Brazil’s Programa de Aquisição de Alimentos (PAA) commits the government to sourcing food from local smallholders and farmers, guaranteeing a liveable price for their food that would be impossible to obtain on the open market. The program, which is frequently managed through cooperatives that organise sales from many farms to the government, is one of the largest institutional procurement programs in the world. Studies suggest that farmers receive 30-100% more from sales to the government than other buyers, and the program has secured incomes for more than 200,000 families.
Results & Impact
The initiative has guaranteed sales and prices for some 200,000 families growing and selling food in Brazil. Over ten years, the government has purchased an estimated three million tonnes of food from the program.
ACT Alliance, Brazil, Smallholder and family farm cooperatives, the Food and Agriculture Organisation, the World Food Program
After extensive campaigning from cooperatives and grassroots representatives of farmers, the Brazilian government introduced legal changes that required a proportion of government food procurement to be sourced from family farms. The legal changes are part of a country-wide strategy against food poverty which has been implemented since 2009.
Cost & Value
Christian Aid estimates that families can earn between $2,122 and $3,087 per year from selling food products to the PAA.
Running since 2009
The program has inspired the Purchase from Africans for Africa project, which prioritises the purchase of food from local farmers, mostly for the purposes of food aid. It’s also regarded as a model of best practise for other programs on the African continent including the Home Grown School Feeding program which sources school meals from local farmers
Brazil has given a secure income to struggling family farmers through a social procurement policy that puts smallholders first.
The Programa de Aquisição de Alimentos (PAA), or Program for Food Acquisition, is one of the largest state schemes for social procurement in the world. Since its launch the government has invested more than $1.9 million in the program, benefitting some 200,000 families.
Under the program, the government is legally bound to purchase a proportion of its food from ethical sources. When it comes to school meals, which form a key pillar of government social procurement under the Programa Nacional de Alimentação Escolar (PNAE) scheme, the government must purchase at least 30% of the ingredients for meals from family-run farms.

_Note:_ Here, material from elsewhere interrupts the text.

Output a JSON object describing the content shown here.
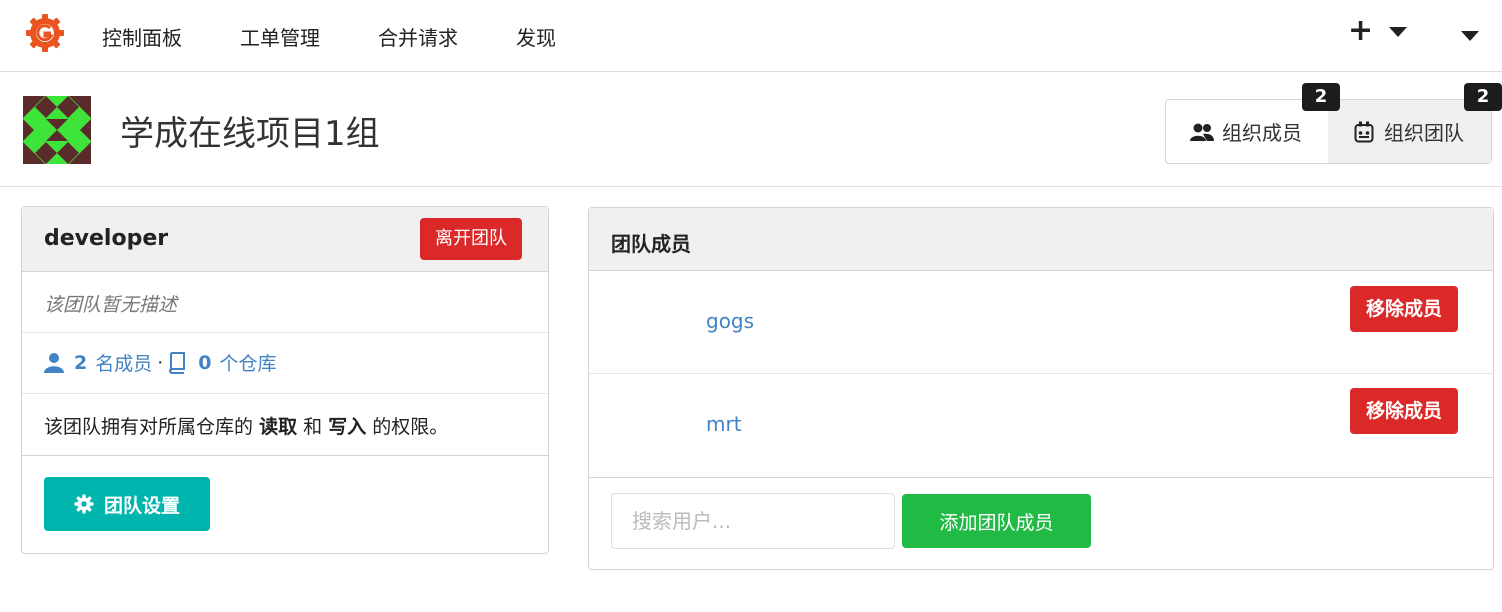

Food is purchased from small producers, often through cooperatives, without a bidding process and under fixed prices. That means smallholders are guaranteed not just a buyer but higher prices for their goods, too: one study suggested that farmers received 30-100% more for the food they sold to the government than via intermediaries.
The positive impact of these guarantees does not end with the income from government sales alone. Having dependable sales means farmers are in a stronger negotiating position on the private market, thus getting a better price for more of their food too.
Set up in 2003, the PAA is a crucial element of Brazil’s state-wide campaign against poverty and food insecurity, especially in rural areas. It links small farmers’ access to markets with a comprehensive state strategy against hunger for the first time. UN estimates state that more than three million tonnes of food have been purchased by the program over 10 years, and in 2012 PAA purchased food was consumed by some 22 million Brazilians. The government budget for food purchases in 2013 was $397 million for the PAA program and $284 million for PNAE, the program’s. As a result of these legal changes, Christian Aid estimates that between $2,122 and $3,087 can be earned per family per year from selling food products to the PAA, and an additional $7,718 for selling to the PNAE.
The human right to adequate food is constitutionally secured in Brazil. But despite this high priority the population continues to face grave challenges from food insecurity. According to the government’s own statistics 8% of agricultural organisations account for 85% of the value of production, while 45% of the country’s rural population live in poverty. Small farmers face significant obstacles in accessing a procurement process dominated by big businesses with much bigger resources.
The food procurement program was underpinned by a long political movement fuelled by grassroots organisations representing farmers and agricultural communities. One of the leaders of the campaign was the Movemento sem Terra (MST), the Landless Movement, which maintains 19 cooperatives for small farmers to leverage their purchasing power and partners with the ACT Alliance, a coalition of 144 NGOs working on social and economic justice issues globally. It’s common for these cooperatives to sell large portions of their produce to the government, and to invest their money back in ethical consumption for their products.
One such organisation, the Cooperative of Settled Workers in Porto Alegre, derives some 80% of its revenue from sales to the National Supply Company, a state body that guarantees prices for foods. It also invests back into training and sustainability for the farmers that are part of the cooperative. By enhancing the production methods, business plans and crop choices of its farmers, often through training and capacity building, it further increases the profit margins of the farmers selling to the government.
Since its founding, the success of the program has made it exemplary around the world and other social procurement programs, especially in the field of school meals on the African continent, have used the lessons of Brazil as a blueprint.
(Picture: Flickr/Ministerio do Desenvolvimentio Social e Agrario/Araujo Santana)